Ku-ji simply means “nine syllables”, and refers to a variety of mantras that consist of nine syllables. The syllables used in kuji are numerous, especially within the realm of mikkyo (Japanese esoteric Buddhism). The kuji most often referred to is of Taoist origin, not Buddhist. There is no record of the kuji in any of the Shingon or Tendai records that were brought back from China. The use of kuji is largely a layman’s practice, and not seen in the orthodox Buddhist traditions.
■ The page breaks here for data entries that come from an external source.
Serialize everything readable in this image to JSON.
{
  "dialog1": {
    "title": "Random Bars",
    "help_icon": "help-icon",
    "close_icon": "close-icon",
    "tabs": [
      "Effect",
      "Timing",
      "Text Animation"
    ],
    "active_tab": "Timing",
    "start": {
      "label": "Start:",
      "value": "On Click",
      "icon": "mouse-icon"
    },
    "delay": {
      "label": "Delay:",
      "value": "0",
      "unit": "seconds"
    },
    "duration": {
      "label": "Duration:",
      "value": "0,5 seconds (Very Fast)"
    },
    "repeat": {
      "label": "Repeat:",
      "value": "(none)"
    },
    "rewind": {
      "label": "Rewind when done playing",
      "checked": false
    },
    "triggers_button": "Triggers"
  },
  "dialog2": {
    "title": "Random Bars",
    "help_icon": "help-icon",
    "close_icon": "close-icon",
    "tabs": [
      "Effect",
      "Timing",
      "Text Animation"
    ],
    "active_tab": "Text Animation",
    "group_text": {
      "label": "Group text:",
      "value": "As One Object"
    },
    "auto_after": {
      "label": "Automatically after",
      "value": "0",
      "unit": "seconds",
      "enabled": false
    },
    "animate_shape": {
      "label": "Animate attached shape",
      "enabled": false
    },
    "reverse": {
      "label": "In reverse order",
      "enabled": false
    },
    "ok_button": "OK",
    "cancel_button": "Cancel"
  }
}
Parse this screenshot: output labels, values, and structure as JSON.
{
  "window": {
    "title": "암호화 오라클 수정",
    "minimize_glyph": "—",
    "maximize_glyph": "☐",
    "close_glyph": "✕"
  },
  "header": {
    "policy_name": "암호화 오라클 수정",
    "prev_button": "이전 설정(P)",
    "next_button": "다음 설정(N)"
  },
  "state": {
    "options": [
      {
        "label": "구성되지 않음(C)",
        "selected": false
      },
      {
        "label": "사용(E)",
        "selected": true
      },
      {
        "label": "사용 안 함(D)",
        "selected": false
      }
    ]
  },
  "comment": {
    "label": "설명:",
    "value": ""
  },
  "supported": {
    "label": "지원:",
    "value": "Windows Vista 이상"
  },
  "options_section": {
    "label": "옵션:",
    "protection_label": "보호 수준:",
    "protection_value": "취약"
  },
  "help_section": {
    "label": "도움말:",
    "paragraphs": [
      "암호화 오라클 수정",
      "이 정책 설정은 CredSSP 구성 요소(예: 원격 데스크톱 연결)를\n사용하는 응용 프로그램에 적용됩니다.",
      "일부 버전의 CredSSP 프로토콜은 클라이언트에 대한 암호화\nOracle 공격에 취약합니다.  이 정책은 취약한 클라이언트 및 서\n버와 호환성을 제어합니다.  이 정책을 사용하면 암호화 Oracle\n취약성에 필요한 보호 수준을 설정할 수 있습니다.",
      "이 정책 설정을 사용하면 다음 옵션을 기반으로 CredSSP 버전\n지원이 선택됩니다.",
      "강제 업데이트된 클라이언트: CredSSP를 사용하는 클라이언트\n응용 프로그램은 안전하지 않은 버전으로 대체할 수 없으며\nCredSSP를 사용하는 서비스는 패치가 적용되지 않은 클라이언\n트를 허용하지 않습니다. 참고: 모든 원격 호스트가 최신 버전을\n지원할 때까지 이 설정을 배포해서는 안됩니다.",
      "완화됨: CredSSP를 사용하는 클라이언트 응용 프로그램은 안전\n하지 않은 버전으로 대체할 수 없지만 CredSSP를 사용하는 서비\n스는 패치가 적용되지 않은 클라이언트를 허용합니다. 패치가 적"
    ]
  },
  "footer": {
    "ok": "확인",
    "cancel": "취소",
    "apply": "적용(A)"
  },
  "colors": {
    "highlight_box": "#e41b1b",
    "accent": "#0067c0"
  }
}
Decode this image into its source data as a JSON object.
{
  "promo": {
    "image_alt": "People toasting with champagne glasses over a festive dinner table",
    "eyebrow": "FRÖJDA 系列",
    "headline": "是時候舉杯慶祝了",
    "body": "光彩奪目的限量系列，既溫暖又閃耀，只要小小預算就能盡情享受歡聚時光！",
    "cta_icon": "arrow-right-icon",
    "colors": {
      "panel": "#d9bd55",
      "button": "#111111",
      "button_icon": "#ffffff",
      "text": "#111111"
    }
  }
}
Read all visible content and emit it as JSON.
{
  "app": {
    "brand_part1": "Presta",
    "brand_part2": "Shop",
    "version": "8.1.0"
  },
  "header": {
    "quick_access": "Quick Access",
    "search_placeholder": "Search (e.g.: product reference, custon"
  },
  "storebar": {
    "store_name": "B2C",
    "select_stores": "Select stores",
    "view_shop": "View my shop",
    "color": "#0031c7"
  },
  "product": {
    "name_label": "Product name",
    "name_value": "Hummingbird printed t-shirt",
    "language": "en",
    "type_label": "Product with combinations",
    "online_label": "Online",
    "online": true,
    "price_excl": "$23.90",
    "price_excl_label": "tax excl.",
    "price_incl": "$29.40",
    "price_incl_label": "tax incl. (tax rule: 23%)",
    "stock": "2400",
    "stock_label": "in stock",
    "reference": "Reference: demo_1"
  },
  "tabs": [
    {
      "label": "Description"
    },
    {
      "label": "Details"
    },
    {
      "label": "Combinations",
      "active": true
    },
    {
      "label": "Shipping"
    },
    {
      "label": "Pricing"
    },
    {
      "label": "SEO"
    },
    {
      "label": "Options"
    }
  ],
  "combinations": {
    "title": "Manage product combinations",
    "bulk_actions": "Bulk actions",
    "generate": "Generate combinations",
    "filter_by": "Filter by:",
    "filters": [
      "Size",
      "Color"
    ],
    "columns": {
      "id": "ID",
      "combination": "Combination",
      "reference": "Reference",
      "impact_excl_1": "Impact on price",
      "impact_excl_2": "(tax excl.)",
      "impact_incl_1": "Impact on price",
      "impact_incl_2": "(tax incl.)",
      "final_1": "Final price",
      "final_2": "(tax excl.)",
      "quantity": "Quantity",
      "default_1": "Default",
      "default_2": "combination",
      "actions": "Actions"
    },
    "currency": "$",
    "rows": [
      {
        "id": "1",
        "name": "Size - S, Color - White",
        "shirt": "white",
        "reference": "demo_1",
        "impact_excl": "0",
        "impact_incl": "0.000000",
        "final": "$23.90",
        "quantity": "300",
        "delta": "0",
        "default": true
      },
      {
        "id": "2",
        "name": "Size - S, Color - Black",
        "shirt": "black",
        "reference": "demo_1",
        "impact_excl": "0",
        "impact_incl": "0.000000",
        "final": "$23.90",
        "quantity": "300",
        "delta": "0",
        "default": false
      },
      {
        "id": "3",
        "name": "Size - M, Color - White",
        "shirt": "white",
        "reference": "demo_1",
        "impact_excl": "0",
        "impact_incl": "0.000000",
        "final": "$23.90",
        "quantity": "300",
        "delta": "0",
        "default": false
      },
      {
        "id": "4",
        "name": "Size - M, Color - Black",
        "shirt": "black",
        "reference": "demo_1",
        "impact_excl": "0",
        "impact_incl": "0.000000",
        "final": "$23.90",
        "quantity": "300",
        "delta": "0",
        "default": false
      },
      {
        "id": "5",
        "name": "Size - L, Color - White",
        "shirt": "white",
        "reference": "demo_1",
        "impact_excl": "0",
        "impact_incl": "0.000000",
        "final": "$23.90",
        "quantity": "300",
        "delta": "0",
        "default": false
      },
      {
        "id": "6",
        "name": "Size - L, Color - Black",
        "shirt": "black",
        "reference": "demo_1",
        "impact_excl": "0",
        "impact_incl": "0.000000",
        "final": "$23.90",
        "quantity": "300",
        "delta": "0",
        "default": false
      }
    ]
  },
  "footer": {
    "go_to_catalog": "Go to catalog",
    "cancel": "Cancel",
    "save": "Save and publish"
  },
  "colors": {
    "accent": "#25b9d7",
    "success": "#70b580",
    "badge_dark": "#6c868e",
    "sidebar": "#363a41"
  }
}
It is found extensively in Shugendō, the ascetic mountain tradition of Japan, and ryobu Shinto which is the result of blending Buddhist, and Shinto beliefs.
The kuji are first introduced in the Taoist text Baopuzi (抱朴子) a poem written by Ge Hong c.280-340 ADE. In it he introduces the kuji in chapter 17 titled DengShe/ 登涉 (Climbing [mountains] and crossing rivers) as a prayer to the six Jia (generals of yang), ancient Taoist gods. in Daoist Magic, the Chia Spirit Generals are powerful celestial guardians and part of Tammon-Ten’s (Vaiśravaṇa), The God of the North, Celestial Thunder Court.